Kristen Rumley '15 prepares for coaching role

by Chanelle Qi | 7/16/15 7:27pm

A self-described late bloomer, Kristen Rumley ’15 never imagined pitching in college. After initially starting her athletic career in soccer, Rumley switched over to softball at the age of seven and fell in love with a sport that would be deeply ingrained in the next decade and a half of her life.

The first few years of Rumley’s softball career were rocky, but after working with her father and switching to first base, Rumley improved quickly and her passion for softball grew. Never one to shy away from trying new things, however, Rumley knew she wanted to try pitching in middle school. Challenged by her father to spin the ball every morning before school, Rumley demonstrated her focus and drive by waking up early and doing so for six months.

Entering high school, the Houston native exceeded at her sport. In addition to being named second-team all-state as a junior, Rumley helped her team clinch the district championship in 2008 and 2010.

After committing to the College the fall of her senior year, Rumley entered the women’s softball team not quite knowing what to expect from the program. Her softball career continued to grow, as she was positioned as starting pitcher her freshman year. In the same year, Rumley was chosen as the team’s MVP and also garnered an all-Ivy honorable mention. From there, Rumley’s softball career became one for the record books. Two Ivy League championships and three Ivy League Pitcher of the Year designations later, Rumley leaves behind a legacy that will be hard to match.

“I didn’t imagine Dartmouth happening as it happened,” Rumley said. “We had a great four years and really turned the program around. Being part of that process was amazing.”

A recent graduate, Rumley will continue to contribute to the women’s softball team in her new position of assistant coach in the upcoming 2016 season. The possibility of coaching for the team became a reality for Rumley the winter of her senior year.

“I went through job recruiting, but I still didn’t have any idea of what I wanted to do,” Rumley said. “As February rolled around, my coach asked me how the job search was going. That was when she asked me if I had ever thought of coaching.”

Although Rumley knew that the assistant coaching position would be vacated at the end of her senior year, she had not previously considered coaching.

“I thought about being part of the program and how I loved my experience so much,” she said. “I remember thinking that I’d love to see how the team develops, and I fell in love with the idea.”

Softball head coach Shannon Doepking said in an interview with Dartmouth Sports that Rumley cares deeply and has contributed a lot to the program.

“She was a tremendous pitcher with a wealth of knowledge, and I’m eager to see the impact she will have on our pitching staff,” she said.

Rumley’s former role as team captain for the women’s softball team gave her leadership experience, which she found to be helpful in her transition from player to assistant coach.

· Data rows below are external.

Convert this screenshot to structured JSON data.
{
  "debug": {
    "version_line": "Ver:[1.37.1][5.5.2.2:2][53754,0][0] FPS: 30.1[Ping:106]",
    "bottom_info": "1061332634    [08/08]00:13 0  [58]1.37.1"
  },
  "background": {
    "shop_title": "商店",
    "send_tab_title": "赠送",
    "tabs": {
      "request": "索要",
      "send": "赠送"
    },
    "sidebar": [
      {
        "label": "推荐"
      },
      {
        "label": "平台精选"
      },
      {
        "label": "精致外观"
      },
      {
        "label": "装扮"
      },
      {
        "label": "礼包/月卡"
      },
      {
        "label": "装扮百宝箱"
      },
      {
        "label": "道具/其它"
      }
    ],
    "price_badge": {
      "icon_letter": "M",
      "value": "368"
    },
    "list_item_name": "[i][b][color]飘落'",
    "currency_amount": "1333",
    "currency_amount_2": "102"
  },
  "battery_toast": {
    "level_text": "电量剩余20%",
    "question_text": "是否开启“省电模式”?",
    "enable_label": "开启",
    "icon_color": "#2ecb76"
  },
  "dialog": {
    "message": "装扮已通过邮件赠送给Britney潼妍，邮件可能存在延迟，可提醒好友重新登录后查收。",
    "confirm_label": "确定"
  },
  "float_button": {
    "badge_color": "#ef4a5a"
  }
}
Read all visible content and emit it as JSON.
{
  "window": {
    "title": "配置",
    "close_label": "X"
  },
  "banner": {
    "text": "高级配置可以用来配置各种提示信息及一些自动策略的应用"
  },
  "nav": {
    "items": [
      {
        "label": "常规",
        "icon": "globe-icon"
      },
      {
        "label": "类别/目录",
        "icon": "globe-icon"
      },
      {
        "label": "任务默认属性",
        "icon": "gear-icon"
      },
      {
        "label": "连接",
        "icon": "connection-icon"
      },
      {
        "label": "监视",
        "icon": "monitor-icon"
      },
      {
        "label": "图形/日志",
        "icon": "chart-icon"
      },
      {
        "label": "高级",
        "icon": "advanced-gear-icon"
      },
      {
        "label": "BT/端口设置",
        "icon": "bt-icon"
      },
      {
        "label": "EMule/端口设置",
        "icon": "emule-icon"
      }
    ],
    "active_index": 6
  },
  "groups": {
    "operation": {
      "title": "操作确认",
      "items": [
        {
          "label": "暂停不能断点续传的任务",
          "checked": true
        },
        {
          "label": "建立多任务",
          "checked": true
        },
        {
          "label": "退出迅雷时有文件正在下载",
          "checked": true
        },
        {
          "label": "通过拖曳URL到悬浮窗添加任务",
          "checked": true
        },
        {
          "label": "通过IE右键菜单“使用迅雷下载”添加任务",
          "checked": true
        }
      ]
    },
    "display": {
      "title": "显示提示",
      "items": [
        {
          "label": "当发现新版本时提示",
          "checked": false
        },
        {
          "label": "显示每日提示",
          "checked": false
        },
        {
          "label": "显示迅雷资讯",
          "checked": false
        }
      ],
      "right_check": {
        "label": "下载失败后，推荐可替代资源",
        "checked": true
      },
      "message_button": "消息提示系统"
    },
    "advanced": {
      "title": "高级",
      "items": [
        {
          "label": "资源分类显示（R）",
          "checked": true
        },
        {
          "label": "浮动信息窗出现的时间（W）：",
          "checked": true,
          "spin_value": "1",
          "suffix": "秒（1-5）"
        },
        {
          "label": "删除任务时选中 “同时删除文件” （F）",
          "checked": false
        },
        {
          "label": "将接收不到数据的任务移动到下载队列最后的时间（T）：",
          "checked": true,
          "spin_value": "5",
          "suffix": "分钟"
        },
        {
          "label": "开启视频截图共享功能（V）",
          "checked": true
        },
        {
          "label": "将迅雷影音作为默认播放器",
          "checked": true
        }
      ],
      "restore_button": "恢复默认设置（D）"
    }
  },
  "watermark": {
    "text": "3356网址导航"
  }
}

“I think my experience of stepping into a leadership role and knowing that I have to become a leader and know how to work with other players will really help me,” Rumley said.

Rumley’s main goal as assistant coach is simple — continue to improve the women’s softball program.

“I’m going to give the same effort as a coach that I did as a player. I want nothing more than to continue that experience,” Rumley said.

Former teammate Maddie Damore ’17 expressed excitement over Rumley’s new position as assistant coach, noting that Rumley consistently delivered a high degree of effort.

“Personality-wise, she’s laidback in an approachable way,” Damore said. “She’s a three-time Ivy League Pitcher of the Year, yet she’s still a normal person who works super hard.”

In addition, Damore sees the addition of Rumley to the coaching staff as being especially beneficial to keeping the close team dynamic that permeates the softball team.

“We preach family a lot as a team, and [Rumley] brought so much of that aspect to the table as a player,” she said. “We’re all really excited to see how she grows as a coach.”